2. The second is, two people can have a joint income of £23,000 a year tax free, using both personal income tax allowances, whereas for a single man or woman to receive £23,000 net, they would need an income before tax of £27,030, which means running the pension pot down much faster.
The case of Ann & Darren - This couple had never imagined that they would be able to retire early until they came to see us. They knew they had acquired various assets and pension entitlements, but it was only after we looked into it that it was realised they'd accumulated between £500,000 and £600,000 between them in defined benefit and money purchase schemes. We explained how this could be used in the most tax efficient manner and they have now been able to retire early. This has changed their lives and underlines the importance of seeking advice and of regularly reviewing pension and planning.
Then there was the case of James and Lisa Bell. We'd been advising him for years and whenever we asked about Lisa's pension assets James was dismissive, saying, 'Oh, she hasn't got much'.
But as retirement age drew nearer, we pressed him and when we looked into it, we found that Lisa, who had done a number of not particularly well paid jobs over the years, had, in fact, accumulated about £90,000 in five different pensions. This is a significant sum, potentially bringing the Bells an extra £10,000 a year, tax free for ten years, which they didn't expect to be receiving.

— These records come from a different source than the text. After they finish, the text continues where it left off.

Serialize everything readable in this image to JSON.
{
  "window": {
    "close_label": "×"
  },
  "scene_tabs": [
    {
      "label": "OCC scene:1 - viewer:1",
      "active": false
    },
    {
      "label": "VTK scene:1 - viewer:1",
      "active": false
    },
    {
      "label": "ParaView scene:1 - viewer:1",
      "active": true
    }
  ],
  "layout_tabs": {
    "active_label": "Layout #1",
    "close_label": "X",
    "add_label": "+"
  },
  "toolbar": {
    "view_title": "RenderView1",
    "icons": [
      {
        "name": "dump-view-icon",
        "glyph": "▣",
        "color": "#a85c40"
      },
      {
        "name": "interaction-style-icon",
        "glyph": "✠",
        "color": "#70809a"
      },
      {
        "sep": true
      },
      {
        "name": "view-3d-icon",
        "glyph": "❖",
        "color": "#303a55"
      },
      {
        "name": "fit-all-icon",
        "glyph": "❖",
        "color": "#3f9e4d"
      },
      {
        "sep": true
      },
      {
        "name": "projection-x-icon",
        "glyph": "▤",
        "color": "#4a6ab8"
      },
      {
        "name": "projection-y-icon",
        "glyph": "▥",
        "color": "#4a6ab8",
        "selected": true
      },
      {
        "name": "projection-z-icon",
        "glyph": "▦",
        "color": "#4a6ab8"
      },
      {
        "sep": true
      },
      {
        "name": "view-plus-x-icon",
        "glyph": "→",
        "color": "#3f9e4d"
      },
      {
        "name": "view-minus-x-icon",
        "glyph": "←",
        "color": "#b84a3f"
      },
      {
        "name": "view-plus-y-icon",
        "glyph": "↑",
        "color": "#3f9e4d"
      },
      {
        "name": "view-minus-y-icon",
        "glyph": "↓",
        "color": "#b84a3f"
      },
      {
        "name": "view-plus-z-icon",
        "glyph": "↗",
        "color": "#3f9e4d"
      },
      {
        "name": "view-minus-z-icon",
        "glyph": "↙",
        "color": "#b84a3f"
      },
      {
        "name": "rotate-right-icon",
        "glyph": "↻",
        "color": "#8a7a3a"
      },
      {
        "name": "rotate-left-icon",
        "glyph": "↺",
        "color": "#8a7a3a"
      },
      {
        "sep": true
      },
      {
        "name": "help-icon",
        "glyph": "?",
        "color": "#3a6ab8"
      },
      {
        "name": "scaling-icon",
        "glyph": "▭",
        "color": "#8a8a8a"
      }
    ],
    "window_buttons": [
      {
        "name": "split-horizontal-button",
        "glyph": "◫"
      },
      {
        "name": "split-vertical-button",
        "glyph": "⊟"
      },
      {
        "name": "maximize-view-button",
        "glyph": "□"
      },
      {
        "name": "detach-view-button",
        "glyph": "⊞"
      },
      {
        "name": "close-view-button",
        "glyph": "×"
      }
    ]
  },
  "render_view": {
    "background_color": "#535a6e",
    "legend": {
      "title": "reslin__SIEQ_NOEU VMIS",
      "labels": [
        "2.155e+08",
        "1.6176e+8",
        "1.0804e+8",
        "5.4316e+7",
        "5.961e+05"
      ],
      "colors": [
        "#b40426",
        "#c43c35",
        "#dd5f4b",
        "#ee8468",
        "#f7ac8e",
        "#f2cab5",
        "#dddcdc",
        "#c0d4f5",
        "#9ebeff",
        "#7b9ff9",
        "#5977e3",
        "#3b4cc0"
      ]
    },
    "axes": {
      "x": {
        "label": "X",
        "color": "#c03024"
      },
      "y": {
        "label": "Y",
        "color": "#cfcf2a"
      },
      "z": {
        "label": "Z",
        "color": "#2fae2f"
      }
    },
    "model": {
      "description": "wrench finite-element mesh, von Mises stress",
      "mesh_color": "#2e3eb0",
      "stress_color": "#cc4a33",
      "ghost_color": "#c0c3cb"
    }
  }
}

This by no means is an unusual case. Often a partner will work part time or in undemanding jobs to ear pin money or to supplement family income while bearing much of the burden of childcare. But these roles may well have been for employers - such as the State - which provides generous pension benefits. Now James sees the value of his wife's pension savings and of her tax free personal income tax allowance, he is paying contributions into her pension pot through his own private limited company, of which she's a director. As he has a much bigger pension pot than she does, it makes sense to pay into hers so that when they come to draw on the funds, they can do so equally, taking full advantage of both personal allowances for longer. Trying to even up the pension savings should form a part of retirement planning for couples.
For a couple, even in retirement, teamwork's important.
The content of these articles are for information only and should not be seen as advice or recommendation to act. If you do wish to take action, seek independent advice first as your circumstances may be different to what has been discussed in these articles. When investing, your capital is at risk and it may go down as well as up. You may not get back the original capital invested. Pension investment should be seen as a long term investment. Please note that pension legislation can and may change in the future.